In the graphic design world, having a portfolio of your work is a must – no if, ands, or buts about it. A portfolio is a representation of your creative mind coming together in various works. Whether you are applying for a new job or trying to acquire a new client, they simply will not even consider you as an employee if you don't have a portfolio. Therefore, you need to know what it takes to build a successful portfolio to earn a new job or new clients.
Here are 5 tips for building a design portfolio:
Diversify Your Examples
A portfolio is a representation of your skill sets, so include more than one type of piece. Show the clients or employers everything that you thrive in. Doing this may also open the client’s eyes to a new idea on a project based on your specific talents. Doing this will also build trust with the client, and let them feel confident in hiring you for the job.
Show your Best Work First and Last
It's psychologically proven that, in a series of things, people remember the first and the last thing in the series most clearly. The things in the middle are likely to blend together. Furthermore, the first piece will set the tone for the rest of the portfolio; it's your first impression. The last piece is what they see right before speaking to you again, so pick a piece that could lead to a great conversation about your work in general.
Group skill sets together
Your portfolio shouldn't be a random compilation of all the work you’ve done in the past. It should tell some sort of story. You could group your pieces into categories of logo design, infographics, etc., categorize them by the tone of the pieces, or divide them into sections based on the medium you used for each piece – whatever you choose, it should flow when the client/employer looks at it. Show the method to your madness!
Show your personality
After someone looks at your portfolio, they should feel like they know you – and if you don't want to appear scattered and disorganized, don't choose random design pieces.
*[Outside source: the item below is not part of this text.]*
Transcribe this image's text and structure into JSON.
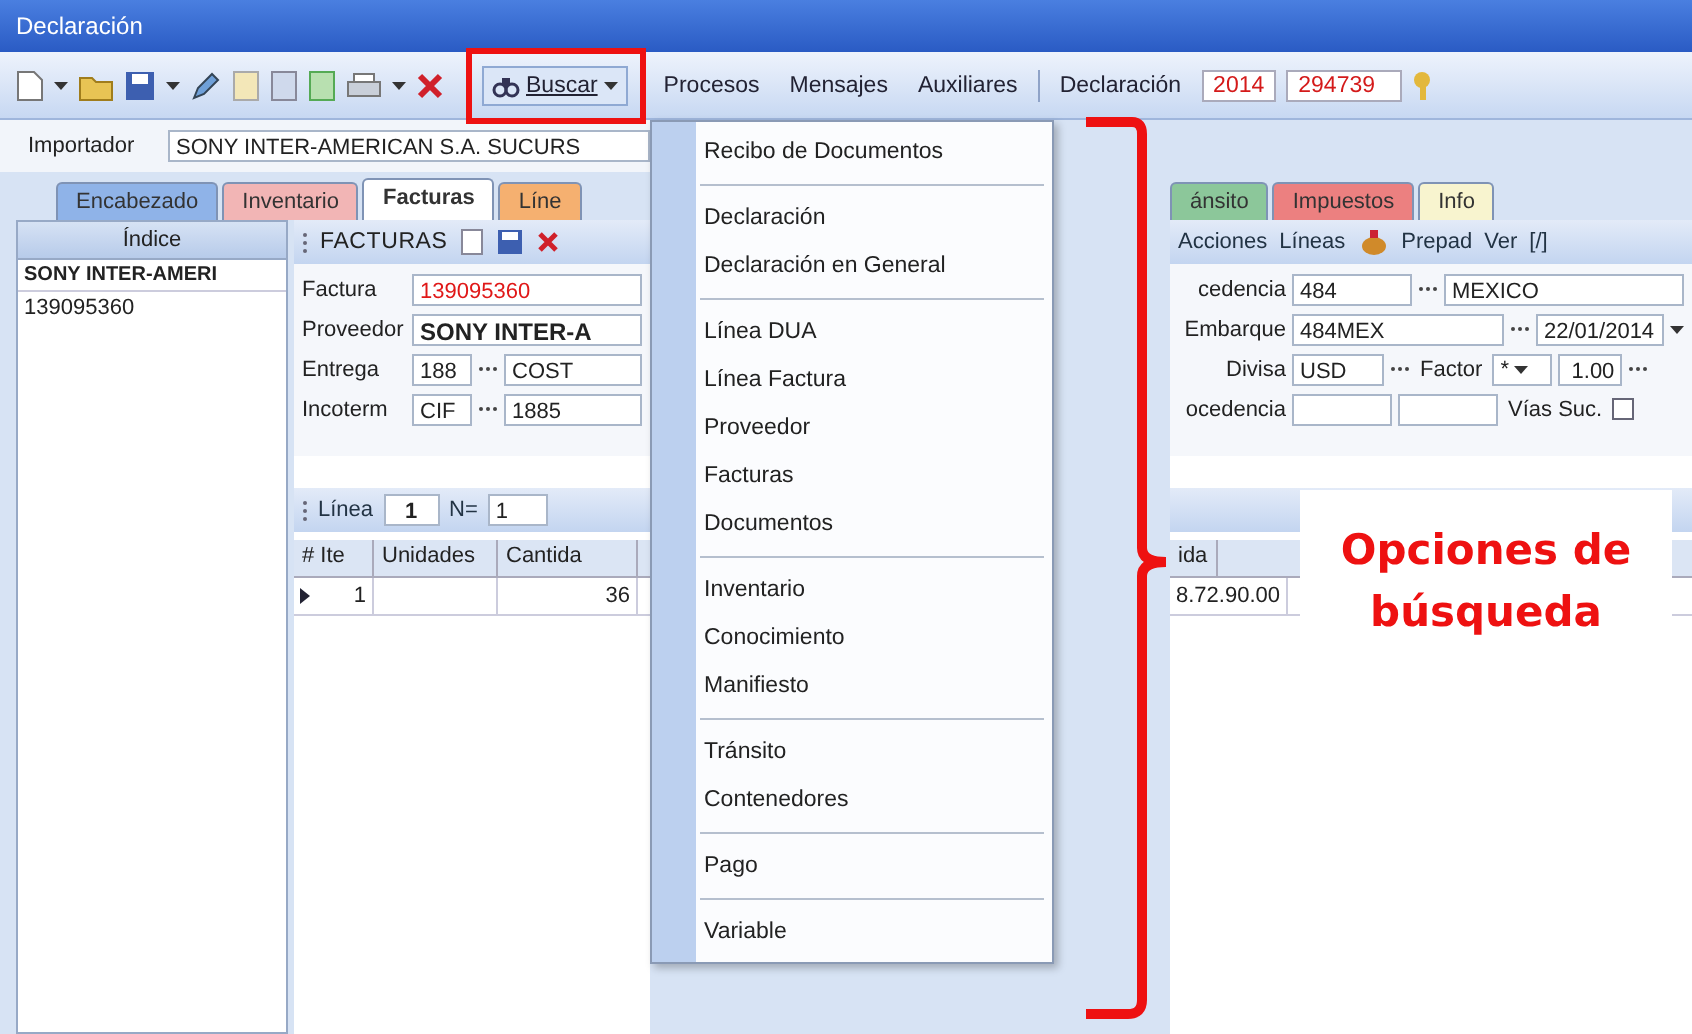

If a potential client/employer can detect your personality in the pieces, they will feel your passion for the work, which can easily segue into a working relationship.
Have a physical and digital portfolio
Don’t make the mistake of only having one way for people to see your work. You want your work to be accessible to everyone. If you have a digital portfolio, you should add the link to your business card; if you happen to meet a potential client, they have a quick way to access your work. On the flip side, during a job interview the employer may want to see how your work looks printed out in its final form, so a physical portfolio is key to show this.
As a designer, a portfolio is of utmost importance – it's the only way to show prospective clients or employers you "know your stuff" and they can be confident choosing you.